I used to worry about people not being able to reach me in case of a business opportunity and that led me to accepting friend requests from people I didn’t know. And because declining a request and/or removing someone as a friend seems so harsh, I allowed strangers and people I barely knew to linger on my list and have access to parts of my life that I didn’t share on my blog or anywhere else. Guess what? In the years and months that I was connected to these people, they never reached out or interacted with me. So what’s the point of them being on the list? None, right? If people really need to reach you (especially for business), they’ll find a way.
Start with the names and faces that you don’t recognize.
This part is easy. If you don’t recognize their name and their face, they definitely shouldn’t have access to your page if you use it personally and not for business reasons. Sure, it’s nice to meet new people but a friend request and no messages or any other interactions isn’t really meeting someone is it? I always like to see the good in people but there are folks who will add you just to get information and if you don’t know them at all by name or face, that’s usually the case.
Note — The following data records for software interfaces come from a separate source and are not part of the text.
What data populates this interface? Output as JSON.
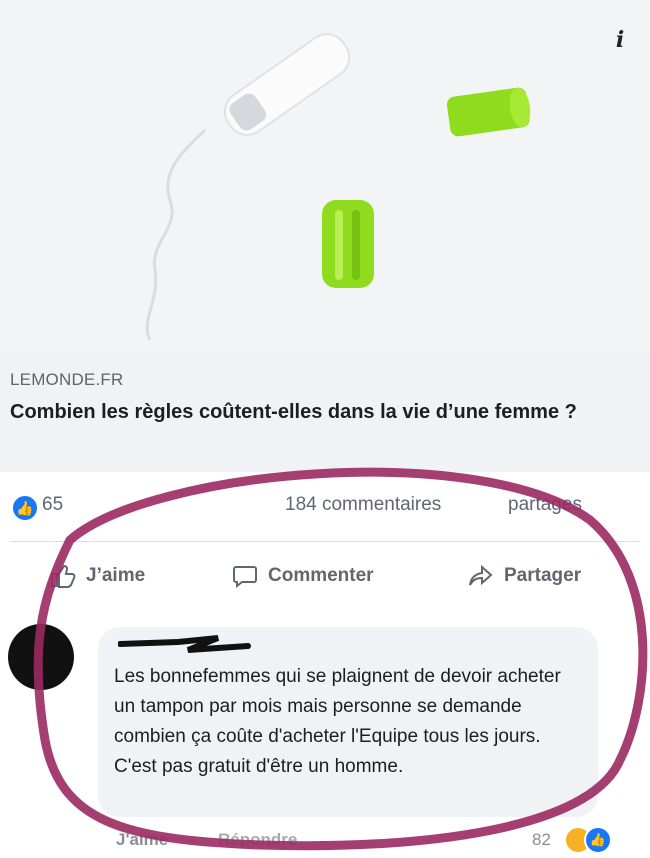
{
  "post": {
    "image_alt_icons": [
      "tampon-icon",
      "applicator-cap-icon",
      "applicator-tube-icon"
    ],
    "info_icon": "i",
    "link": {
      "source": "LEMONDE.FR",
      "headline": "Combien les règles coûtent-elles dans la vie d’une femme ?"
    },
    "stats": {
      "likes": "65",
      "comments": "184 commentaires",
      "shares": "partages"
    },
    "actions": {
      "like": "J’aime",
      "comment": "Commenter",
      "share": "Partager"
    }
  },
  "comment": {
    "text": "Les bonnefemmes qui se plaignent de devoir acheter un tampon par mois mais personne se demande combien ça coûte d'acheter l'Equipe tous les jours. C'est pas gratuit d'être un homme.",
    "footer": {
      "like": "J'aime",
      "reply": "Répondre",
      "reaction_count": "82"
    }
  },
  "colors": {
    "facebook_blue": "#1877f2",
    "highlight_circle": "#9b2a63",
    "applicator_green": "#8fdc1e"
  }
}
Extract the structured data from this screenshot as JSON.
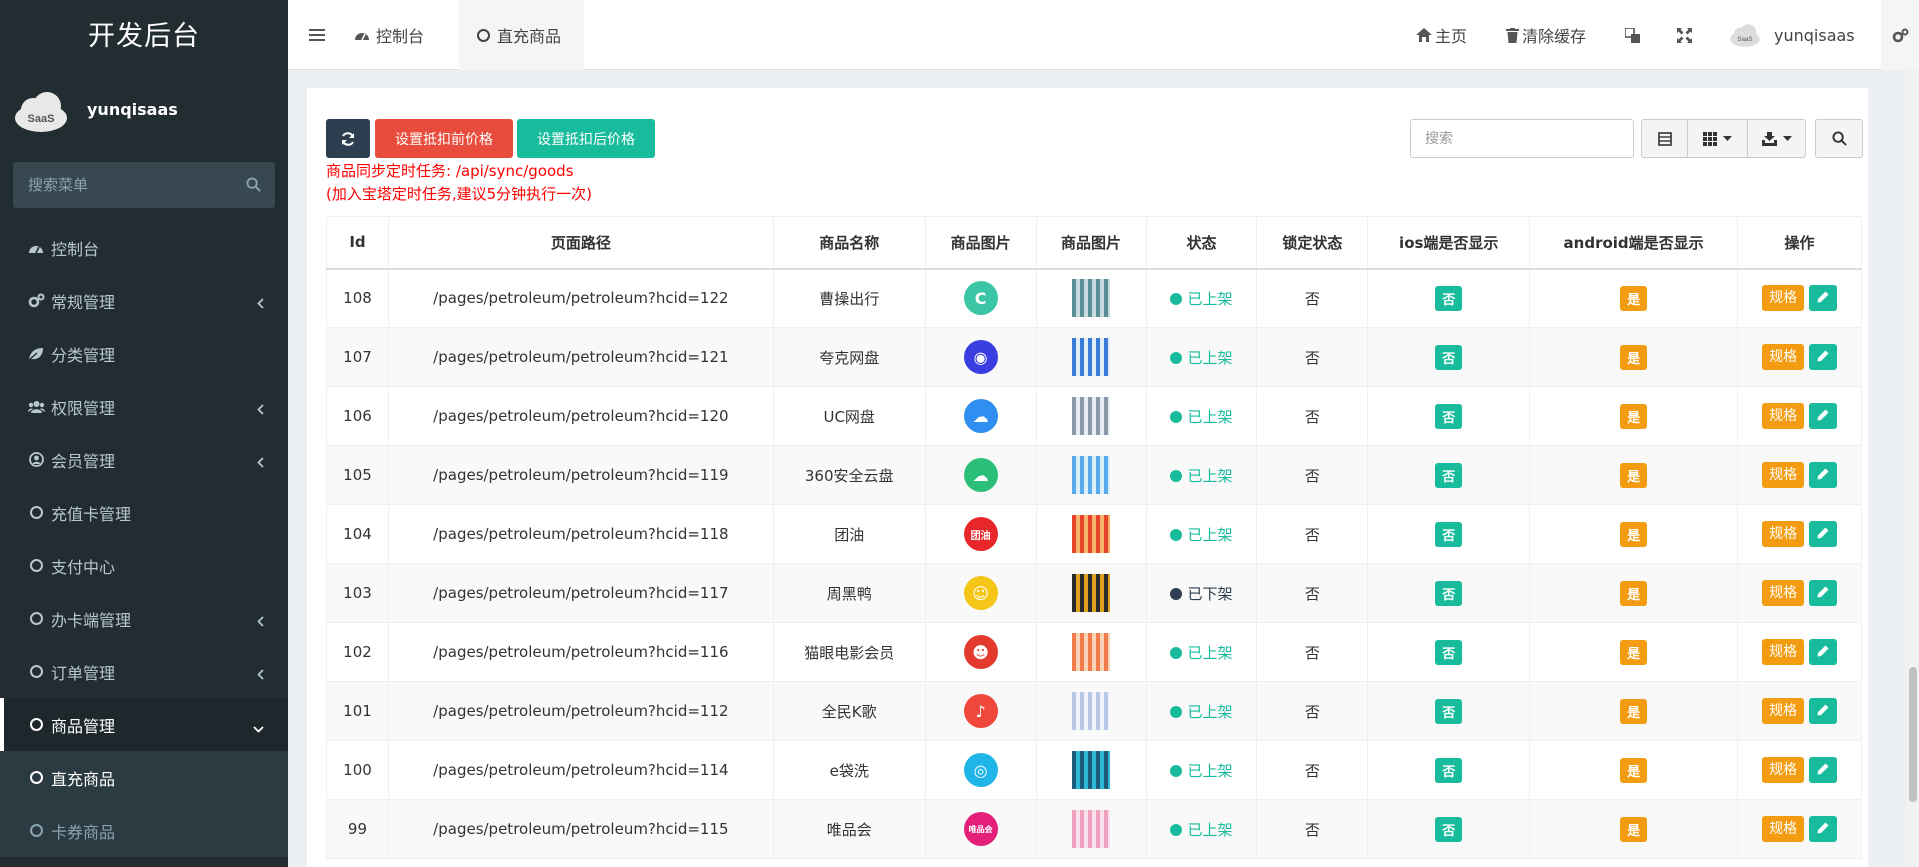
{
  "sidebar": {
    "logo": "开发后台",
    "username": "yunqisaas",
    "avatar_text": "SaaS",
    "search_placeholder": "搜索菜单",
    "items": [
      {
        "label": "控制台",
        "icon": "dashboard-icon",
        "chevron": false
      },
      {
        "label": "常规管理",
        "icon": "cogs-icon",
        "chevron": "left"
      },
      {
        "label": "分类管理",
        "icon": "leaf-icon",
        "chevron": false
      },
      {
        "label": "权限管理",
        "icon": "group-icon",
        "chevron": "left"
      },
      {
        "label": "会员管理",
        "icon": "user-circle-icon",
        "chevron": "left"
      },
      {
        "label": "充值卡管理",
        "icon": "circle-icon",
        "chevron": false
      },
      {
        "label": "支付中心",
        "icon": "circle-icon",
        "chevron": false
      },
      {
        "label": "办卡端管理",
        "icon": "circle-icon",
        "chevron": "left"
      },
      {
        "label": "订单管理",
        "icon": "circle-icon",
        "chevron": "left"
      },
      {
        "label": "商品管理",
        "icon": "circle-icon",
        "chevron": "down",
        "active": true
      },
      {
        "label": "直充商品",
        "icon": "circle-icon",
        "chevron": false,
        "sub": true,
        "current": true
      },
      {
        "label": "卡券商品",
        "icon": "circle-icon",
        "chevron": false,
        "sub": true
      }
    ]
  },
  "header": {
    "tabs": [
      {
        "label": "控制台",
        "icon": "dashboard-icon"
      },
      {
        "label": "直充商品",
        "icon": "circle-icon",
        "active": true
      }
    ],
    "home_label": "主页",
    "clear_cache_label": "清除缓存",
    "username": "yunqisaas"
  },
  "toolbar": {
    "set_before_label": "设置抵扣前价格",
    "set_after_label": "设置抵扣后价格",
    "note_line1": "商品同步定时任务: /api/sync/goods",
    "note_line2": "(加入宝塔定时任务,建议5分钟执行一次)",
    "search_placeholder": "搜索"
  },
  "table": {
    "headers": [
      "Id",
      "页面路径",
      "商品名称",
      "商品图片",
      "商品图片",
      "状态",
      "锁定状态",
      "ios端是否显示",
      "android端是否显示",
      "操作"
    ],
    "spec_label": "规格",
    "rows": [
      {
        "id": "108",
        "path": "/pages/petroleum/petroleum?hcid=122",
        "name": "曹操出行",
        "logo_color": "#3cc5a5",
        "logo_text": "C",
        "thumb": [
          "#5a8f9a",
          "#c9d9e0"
        ],
        "status": "已上架",
        "status_color": "#18bc9c",
        "locked": "否",
        "ios": "否",
        "android": "是"
      },
      {
        "id": "107",
        "path": "/pages/petroleum/petroleum?hcid=121",
        "name": "夸克网盘",
        "logo_color": "#3a3ee0",
        "logo_text": "◉",
        "thumb": [
          "#3d7bd9",
          "#e3eefb"
        ],
        "status": "已上架",
        "status_color": "#18bc9c",
        "locked": "否",
        "ios": "否",
        "android": "是"
      },
      {
        "id": "106",
        "path": "/pages/petroleum/petroleum?hcid=120",
        "name": "UC网盘",
        "logo_color": "#2f8ff0",
        "logo_text": "☁",
        "thumb": [
          "#8a99a8",
          "#e6edf3"
        ],
        "status": "已上架",
        "status_color": "#18bc9c",
        "locked": "否",
        "ios": "否",
        "android": "是"
      },
      {
        "id": "105",
        "path": "/pages/petroleum/petroleum?hcid=119",
        "name": "360安全云盘",
        "logo_color": "#2bbf7a",
        "logo_text": "☁",
        "thumb": [
          "#5aa9e8",
          "#dbeefc"
        ],
        "status": "已上架",
        "status_color": "#18bc9c",
        "locked": "否",
        "ios": "否",
        "android": "是"
      },
      {
        "id": "104",
        "path": "/pages/petroleum/petroleum?hcid=118",
        "name": "团油",
        "logo_color": "#e8272b",
        "logo_text": "团油",
        "thumb": [
          "#e8442c",
          "#f7b56b"
        ],
        "status": "已上架",
        "status_color": "#18bc9c",
        "locked": "否",
        "ios": "否",
        "android": "是"
      },
      {
        "id": "103",
        "path": "/pages/petroleum/petroleum?hcid=117",
        "name": "周黑鸭",
        "logo_color": "#f5c518",
        "logo_text": "☺",
        "thumb": [
          "#2a2a2a",
          "#e0a020"
        ],
        "status": "已下架",
        "status_color": "#2c3e50",
        "locked": "否",
        "ios": "否",
        "android": "是"
      },
      {
        "id": "102",
        "path": "/pages/petroleum/petroleum?hcid=116",
        "name": "猫眼电影会员",
        "logo_color": "#e33a2e",
        "logo_text": "☻",
        "thumb": [
          "#f07a4a",
          "#fbd2b8"
        ],
        "status": "已上架",
        "status_color": "#18bc9c",
        "locked": "否",
        "ios": "否",
        "android": "是"
      },
      {
        "id": "101",
        "path": "/pages/petroleum/petroleum?hcid=112",
        "name": "全民K歌",
        "logo_color": "#f0483a",
        "logo_text": "♪",
        "thumb": [
          "#b8c8e8",
          "#f2f4fb"
        ],
        "status": "已上架",
        "status_color": "#18bc9c",
        "locked": "否",
        "ios": "否",
        "android": "是"
      },
      {
        "id": "100",
        "path": "/pages/petroleum/petroleum?hcid=114",
        "name": "e袋洗",
        "logo_color": "#1fb5e8",
        "logo_text": "◎",
        "thumb": [
          "#1a5c7a",
          "#2fb8d8"
        ],
        "status": "已上架",
        "status_color": "#18bc9c",
        "locked": "否",
        "ios": "否",
        "android": "是"
      },
      {
        "id": "99",
        "path": "/pages/petroleum/petroleum?hcid=115",
        "name": "唯品会",
        "logo_color": "#e4207a",
        "logo_text": "唯品会",
        "thumb": [
          "#f0a0c0",
          "#fbe3ec"
        ],
        "status": "已上架",
        "status_color": "#18bc9c",
        "locked": "否",
        "ios": "否",
        "android": "是"
      }
    ]
  },
  "colors": {
    "green": "#18bc9c",
    "orange": "#f39c12",
    "red": "#e74c3c",
    "dark": "#2c3e50"
  }
}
Remove anyone that you don’t regularly interact with.
If you can’t recall an exchange between someone whether in the form of likes, comments or shares…there’s not much of a reason to stay connected to them unless you all are family members or it’s someone you know very well that just isn’t very active.
Get rid of the people you’ve never met in person and/or had an actual conversation with.
I had this one bad. I didn’t like declining requests or removing people so I would just let them stay although I’ve never met them or talked to them before. I know many of them had added me from attending one of my events or meeting me at an event (I’m pretty good with names and faces in this case) so it seemed rude not to accept their request. What I came to realize is that many of the other professionals in my field have very small friend lists and interacted mostly on their business pages, so I decided to follow suit. There’s nothing wrong with directing people to your business or brand page when you don’t know them personally and keep in mind that you don’t have to be Facebook friends with people that you follow or interact with on other platforms such as Instagram, Twitter or Snapchat. Because again, Facebook is very personal.
Delete anyone who consistently posts negative updates or updates that may not be negative, but just don’t agree with your spirit.
This one is the best “how” of them all and it will have the best return for your energy! There is absolutely no reason in this world that you should subject yourself to reading negativity, trash, stupidity or foolishness whenever you log into your profile. Believe it or not, when you are constantly exposed to negativity or things that rub you the wrong way, it affects your mood. You can become caught up in that stuff and start projecting the same type of negativity out as well. Under no circumstance should you feel obligated to remain online friends with someone who your spirit doesn’t agree with.
I hope this post helps you clean up your list a little and have a better online experience with Facebook, especially during election season. If you’ve ever done a friends list cleanse before, please share your experience in the comment section below!